- What is geometry?
- Why is geometry important?
- Where can you find geometry in the natural world?
- The most important geometric 2D shapes
- So what is the difference between parallelograms and quadrilaterals?
- What about different triangles?
- The most important geometric 3D shapes
- Did you know this about geometric shapes?
Cubes and cuboids, prisms and pyramids- What does it all mean?
We’re here to break geometry down for you in our introduction to geometry. We’ve made these handy summary sheets to help you to differentiate your 2D from 3D shapes and we’ll go into more detail so that you’ll be sure to know your parallelograms from your pentagons.
What is geometry?
Geometry is a topic in maths that is all about shapes and their properties.
We’ll look closely at 2D shapes (flat shapes) and 3D shapes (with height, width and depth) so you’ll know your cylinder from your trapeze in no time!
Geometry is great because unlike more abstract topics in maths we can see many examples of geometry in our everyday lives.
We are not dealing with just numbers but real solid shapes that exist around us. I’m sure that you can spot at least three different shapes from where you are right now- that’s geometry!
Why is geometry important?
There are loads of real-world uses for geometry so it’s important to take some time to get your head around it. Geometry also directly links to other areas of maths such as trigonometry and algebra.
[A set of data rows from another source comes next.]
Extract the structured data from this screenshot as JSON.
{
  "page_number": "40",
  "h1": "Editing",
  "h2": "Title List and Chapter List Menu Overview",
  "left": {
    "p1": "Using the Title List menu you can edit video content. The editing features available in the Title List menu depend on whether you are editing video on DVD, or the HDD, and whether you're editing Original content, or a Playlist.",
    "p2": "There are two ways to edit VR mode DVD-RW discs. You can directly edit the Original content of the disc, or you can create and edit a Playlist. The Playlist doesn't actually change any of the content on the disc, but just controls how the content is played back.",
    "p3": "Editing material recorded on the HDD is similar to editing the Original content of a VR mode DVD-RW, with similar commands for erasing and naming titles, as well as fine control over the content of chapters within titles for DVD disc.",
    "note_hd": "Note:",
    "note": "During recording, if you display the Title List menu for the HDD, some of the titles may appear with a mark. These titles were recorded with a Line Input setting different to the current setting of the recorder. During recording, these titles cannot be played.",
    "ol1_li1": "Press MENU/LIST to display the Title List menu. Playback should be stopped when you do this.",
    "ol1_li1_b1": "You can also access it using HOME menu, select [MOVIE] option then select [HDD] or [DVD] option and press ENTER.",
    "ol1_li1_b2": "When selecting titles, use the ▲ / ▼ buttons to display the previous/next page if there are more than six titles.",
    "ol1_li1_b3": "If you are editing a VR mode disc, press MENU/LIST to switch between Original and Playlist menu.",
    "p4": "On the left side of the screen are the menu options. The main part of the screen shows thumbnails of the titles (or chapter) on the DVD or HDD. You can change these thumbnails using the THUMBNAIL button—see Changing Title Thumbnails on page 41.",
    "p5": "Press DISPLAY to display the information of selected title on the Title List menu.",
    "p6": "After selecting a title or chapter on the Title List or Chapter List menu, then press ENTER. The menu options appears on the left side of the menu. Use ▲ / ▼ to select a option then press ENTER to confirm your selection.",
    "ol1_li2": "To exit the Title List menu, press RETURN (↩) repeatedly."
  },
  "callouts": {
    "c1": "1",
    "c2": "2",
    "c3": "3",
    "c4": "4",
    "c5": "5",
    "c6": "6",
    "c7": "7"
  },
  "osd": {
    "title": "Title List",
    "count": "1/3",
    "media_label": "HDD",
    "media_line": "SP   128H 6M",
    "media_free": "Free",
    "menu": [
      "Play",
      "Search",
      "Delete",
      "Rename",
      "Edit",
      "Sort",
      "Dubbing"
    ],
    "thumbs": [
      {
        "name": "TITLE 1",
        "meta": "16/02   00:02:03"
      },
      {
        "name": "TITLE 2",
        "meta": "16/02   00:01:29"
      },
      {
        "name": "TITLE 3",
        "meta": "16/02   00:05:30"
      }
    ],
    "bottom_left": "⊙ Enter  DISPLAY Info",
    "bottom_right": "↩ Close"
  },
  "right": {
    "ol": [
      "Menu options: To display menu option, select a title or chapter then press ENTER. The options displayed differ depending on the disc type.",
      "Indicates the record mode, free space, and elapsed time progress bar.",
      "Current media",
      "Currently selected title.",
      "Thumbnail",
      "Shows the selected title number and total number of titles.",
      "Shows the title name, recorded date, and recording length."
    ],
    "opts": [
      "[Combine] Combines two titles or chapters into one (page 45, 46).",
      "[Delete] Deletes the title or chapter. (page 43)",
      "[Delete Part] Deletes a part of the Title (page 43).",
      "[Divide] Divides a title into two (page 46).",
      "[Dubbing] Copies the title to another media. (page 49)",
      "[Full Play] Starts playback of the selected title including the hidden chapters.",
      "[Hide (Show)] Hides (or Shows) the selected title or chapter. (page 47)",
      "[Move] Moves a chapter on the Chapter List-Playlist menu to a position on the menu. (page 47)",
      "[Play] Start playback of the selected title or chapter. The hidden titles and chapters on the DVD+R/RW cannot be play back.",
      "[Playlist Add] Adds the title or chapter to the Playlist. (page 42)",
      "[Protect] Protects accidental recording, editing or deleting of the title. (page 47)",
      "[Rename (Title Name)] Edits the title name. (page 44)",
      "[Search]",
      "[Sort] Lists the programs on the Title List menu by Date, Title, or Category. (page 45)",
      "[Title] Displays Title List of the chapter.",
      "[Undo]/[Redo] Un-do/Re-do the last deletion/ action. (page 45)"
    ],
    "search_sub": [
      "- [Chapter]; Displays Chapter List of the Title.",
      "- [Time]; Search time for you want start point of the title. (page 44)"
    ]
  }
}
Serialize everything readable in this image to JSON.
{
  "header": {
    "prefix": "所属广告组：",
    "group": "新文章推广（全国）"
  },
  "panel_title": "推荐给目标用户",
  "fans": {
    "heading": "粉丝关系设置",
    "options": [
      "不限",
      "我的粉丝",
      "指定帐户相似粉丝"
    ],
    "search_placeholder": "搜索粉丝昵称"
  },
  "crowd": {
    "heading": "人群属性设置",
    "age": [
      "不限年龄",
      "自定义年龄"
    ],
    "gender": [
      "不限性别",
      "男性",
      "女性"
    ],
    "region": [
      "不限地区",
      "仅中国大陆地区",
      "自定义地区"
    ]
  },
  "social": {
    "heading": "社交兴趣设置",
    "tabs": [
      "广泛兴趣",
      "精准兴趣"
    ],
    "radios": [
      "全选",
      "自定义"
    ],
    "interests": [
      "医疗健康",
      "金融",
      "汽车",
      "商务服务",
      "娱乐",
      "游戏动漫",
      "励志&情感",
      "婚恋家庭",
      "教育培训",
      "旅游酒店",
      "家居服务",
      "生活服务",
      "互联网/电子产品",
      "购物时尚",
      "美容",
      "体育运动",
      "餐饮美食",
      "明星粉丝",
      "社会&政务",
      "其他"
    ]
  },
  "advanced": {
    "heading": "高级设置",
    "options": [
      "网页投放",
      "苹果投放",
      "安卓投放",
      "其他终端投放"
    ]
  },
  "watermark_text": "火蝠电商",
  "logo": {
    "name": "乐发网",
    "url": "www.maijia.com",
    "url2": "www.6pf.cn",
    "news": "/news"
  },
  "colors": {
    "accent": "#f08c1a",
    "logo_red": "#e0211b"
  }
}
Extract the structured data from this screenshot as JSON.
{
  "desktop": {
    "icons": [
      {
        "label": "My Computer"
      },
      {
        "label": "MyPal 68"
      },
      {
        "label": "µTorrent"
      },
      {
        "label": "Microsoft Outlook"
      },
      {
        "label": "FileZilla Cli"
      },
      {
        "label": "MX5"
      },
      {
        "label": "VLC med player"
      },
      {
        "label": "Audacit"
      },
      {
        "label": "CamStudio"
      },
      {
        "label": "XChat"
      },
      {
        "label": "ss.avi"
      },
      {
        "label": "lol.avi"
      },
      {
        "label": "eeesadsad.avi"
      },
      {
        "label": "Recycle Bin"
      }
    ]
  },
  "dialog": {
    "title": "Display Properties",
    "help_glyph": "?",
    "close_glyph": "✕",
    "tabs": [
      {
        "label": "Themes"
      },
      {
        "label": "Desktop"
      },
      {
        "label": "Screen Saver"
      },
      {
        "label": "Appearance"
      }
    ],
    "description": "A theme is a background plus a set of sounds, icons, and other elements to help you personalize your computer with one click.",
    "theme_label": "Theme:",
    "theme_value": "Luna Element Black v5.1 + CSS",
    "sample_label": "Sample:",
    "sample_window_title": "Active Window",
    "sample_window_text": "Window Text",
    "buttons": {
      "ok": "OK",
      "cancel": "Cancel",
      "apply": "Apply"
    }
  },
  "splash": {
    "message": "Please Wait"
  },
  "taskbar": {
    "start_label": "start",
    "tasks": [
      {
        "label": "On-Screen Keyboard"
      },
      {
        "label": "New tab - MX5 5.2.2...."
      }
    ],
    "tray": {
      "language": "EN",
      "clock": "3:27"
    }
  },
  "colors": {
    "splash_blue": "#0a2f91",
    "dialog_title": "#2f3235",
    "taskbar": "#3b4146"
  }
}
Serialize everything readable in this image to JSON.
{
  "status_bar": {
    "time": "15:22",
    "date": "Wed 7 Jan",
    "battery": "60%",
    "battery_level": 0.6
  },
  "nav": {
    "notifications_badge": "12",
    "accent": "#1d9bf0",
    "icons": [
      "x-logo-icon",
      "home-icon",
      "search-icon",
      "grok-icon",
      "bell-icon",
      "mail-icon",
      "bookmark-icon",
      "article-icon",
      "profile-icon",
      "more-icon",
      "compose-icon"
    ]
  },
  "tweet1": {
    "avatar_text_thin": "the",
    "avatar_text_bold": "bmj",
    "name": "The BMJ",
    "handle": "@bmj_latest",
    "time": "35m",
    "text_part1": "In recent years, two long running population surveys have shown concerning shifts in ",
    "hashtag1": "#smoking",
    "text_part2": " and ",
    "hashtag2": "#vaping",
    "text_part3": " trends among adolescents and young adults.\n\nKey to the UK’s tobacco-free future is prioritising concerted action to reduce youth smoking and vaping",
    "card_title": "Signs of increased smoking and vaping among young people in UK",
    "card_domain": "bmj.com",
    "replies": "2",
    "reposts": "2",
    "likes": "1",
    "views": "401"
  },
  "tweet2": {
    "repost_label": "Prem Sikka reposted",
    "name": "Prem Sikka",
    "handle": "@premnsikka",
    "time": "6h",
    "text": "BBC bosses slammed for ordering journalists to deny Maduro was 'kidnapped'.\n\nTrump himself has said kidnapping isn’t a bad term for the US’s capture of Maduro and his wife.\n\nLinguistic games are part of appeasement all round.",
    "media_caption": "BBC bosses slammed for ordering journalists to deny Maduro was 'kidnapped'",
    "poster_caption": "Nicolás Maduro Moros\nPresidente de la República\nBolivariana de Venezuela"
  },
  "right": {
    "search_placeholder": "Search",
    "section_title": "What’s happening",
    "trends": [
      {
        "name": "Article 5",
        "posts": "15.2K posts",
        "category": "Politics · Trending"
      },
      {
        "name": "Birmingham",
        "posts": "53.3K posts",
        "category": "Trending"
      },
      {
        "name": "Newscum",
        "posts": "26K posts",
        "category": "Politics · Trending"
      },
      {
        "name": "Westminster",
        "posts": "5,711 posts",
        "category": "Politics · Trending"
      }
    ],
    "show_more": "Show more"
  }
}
So having a solid knowledge of geometry is important to succeed in maths.
What are some uses for geometry?
Geometry is everywhere in both the man-made and natural world.
- Geometric shapes are the basis for creating immersive worlds in video games.
- Architecture also uses geometry, since buildings are constructed from 3D shapes that fit together.
- Art is based on geometry, as shapes are used to create images and patterns in a painting and the formation and combination of different 3D shapes come together to create a sculpture.
Where can you find geometry in the natural world?
Perfectly formed geometrical shapes exist everywhere in nature if we take a moment to look.
- The hexagon cells inside a beehive.
- The Earth is a sphere.
- A pinecone is shaped like a cone.
The most important geometric 2D shapes
You probably know some of these already, but let’s recap them to be sure:
- Rectangle- Four straight sides and four right angles, opposite sides are the same length and one pair of sides is longer than the other pair.
- Square- Four straight sides and four right angles, all sides are the same length.
- Quadrilateral- Four sides. Rectangles, squares, rhombuses, and trapezes are all quadrilaterals!
- Triangles- Three straight sides and three angles (we’ll discuss the specific types separately).
- Trapeze- Four straight sides and one pair of parallel sides.
- Parallelogram- A type of quadrilateral with two pairs of parallel sides and no right angles.
- Rhombus- A type of parallelogram with four sides (not straight) and four angles (not right angles), equal opposite sides and equal opposite angles. The diagonals bisect each other.
- Pentagon- Five sides and five equal angles.
- Hexagon- Six sides and six equal angles.
- Octagon- Eight sides and eight equal angles.
So what is the difference between parallelograms and quadrilaterals?
All parallelograms are quadrilaterals, but not all quadrilaterals are parallelograms! A quadrilateral is any shape with four sides, a parallelogram is more specific because while it must have four sides, there are no right angles and there are two pairs of parallel sides.
What about different triangles?
Triangles are explored even more in another branch of maths called ‘Trigonometry’ but we touch on them here in geometry too so let's take a look at some of the different triangles.
- Isosceles triangle- Two sides are equal or congruent.
- Equilateral triangle- All three sides have the same length (they are ‘equal’ which sounds a bit like equilateral).
- Scalene triangle- None of the angles are equal.
- Acute triangle- All angles measure less than 90°.
- Right angle triangle- One angle is 90°.
- Obtuse triangle- One angle measures more than 90°.
The most important geometric 3D shapes
- Cuboid- Six rectangular faces at right angles to each other.
- Cube- Six equal squares at right angles to each other.
- Prism- Two identical shapes facing each other, the other faces are quadrilaterals.
- Pyramid- A square or triangle-based shape, all other sides are triangles that meet at a point.
- Cone- Circular base with one rounded edge that meets at a point.
- Sphere- One faced, rounded and like a ball.
- Cylinder- Two circular faces that are parallel and one curved rectangular shape between the circular faces.
Did you know this about geometric shapes?
- Euclid is called the father of geometry, he lived in ancient Greece. But, it’s hard to pin down a single founder as Euclid’s works were likely built on others that might have been lost through history.
- It is thought that geometry was first discovered to help with construction and astronomy.
- Geometry and algebra are both very common branches of maths, but it’s believed that geometry was developed 1100 years after algebra.
Getting in a muddle with geometry? Why not have a free trial lesson with one of our GoStudent geometry tutors who can break it down for you?